I didn't want to listen to the cantankerous caterwauling from the back seat, and I really didn't cotton too well to having the back of my seat kick-kick-kicked like that, so as we got to the spaghetti of interchanges just outside of Painted Post, I told her that if she kicked the back of my seat one more time, I was going to pull over and give her a spankin'!
Quick side note: I never relied on A Spankin' to keep Zoe in check. I'd been one of those parents who said "never ever will I spank my child!" before she was born. Once she was a toddler, I learned a more nuanced approach to parenting than "all the spankings or none of the spankings."
Well, as we whooshed onto the Riverside strand of road-spaghetti, to hit Bridge Street from what becomes Dennison Parkway, Zoe gave the back of my seat a big, defiant "So There!" kick, and my hackles stood up. I pulled over onto the shoulder just before the Benjamin Patterson Bridge and started unbuckling my seatbelt. I was angry, but I don't think I really planned to drag my surly nineteen-month-old from the Jeep to spank her butt alongside the road like that.

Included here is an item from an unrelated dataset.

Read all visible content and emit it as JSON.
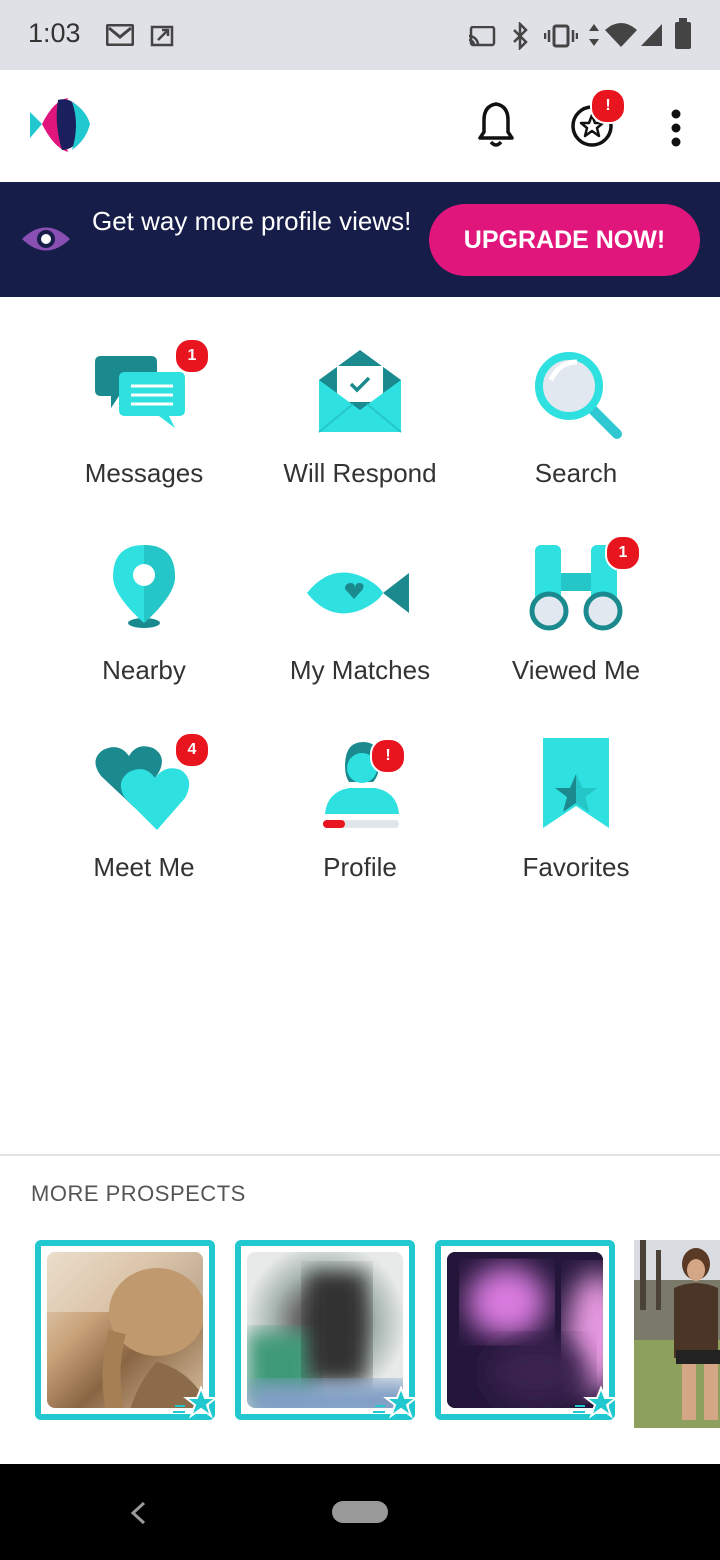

However, I heard from the backseat in a little helium-balloon voice:
"Uh-Oh... Shit just got REAL!"
Well, I had to hurry out of the Jeep right then, because my chest had lurched with one of those peals of laughter that wakes up a person's long-dead ancestors, didn't it? It had been such a tense drive to that point so far, and I was stressed, and anything would have tripped my laughter trigger at that point. But also, it was forbidden laughter, because I didn't want to encourage Zoe in such a precocious use of Anglo-Saxon language derivatives, BUT- it sounded so hilarious coming from her little cookie-voice, and she had the words and music down pat far more deftly than I've heard from some adults.
I knew Zoe was watching me with rapt attention from through the dark-tinted back windows of the Jeep, so I had to make it look like I was being shaken with shudders of anger, instead of trying to snarfle down laughter as I tried to compose myself.
When I finally did, I opened her car door and saw her big brown eyes were huge in her head.
"Mommy, I'm sorry! Please don't spank me! PLEASE!" she begged.
I put a stern look on my face.
"Do you know what you did that made me so mad?" I asked her.
"Yes, I do," she said, nodding solemnly. "I kicked the back of your seat after you told me not to kick the back of your seat!"
"You gonna do it again?" I asked.
"No, Mommy!" she said, shaking her head no for emphasis.
"Okay. Are we going to have a nice shopping trip at Wegmans today?"
"Yes!" she said.
So I leaned in and kissed her cheek and we got on our way. True to our words, we had a nice shopping trip at Wegmans. If I remember right, she got a little something from the overpriced trinket aisle.
I know there have been myriad other times since that day when Zoe has recognized that "Uh-oh- shit just got real!" She's a smart kid. In addition to having a solid command of the Dark Language Arts, she also displays great wisdom in when not to demonstrate it. And in that respect, the Apprentice has surpassed the Master.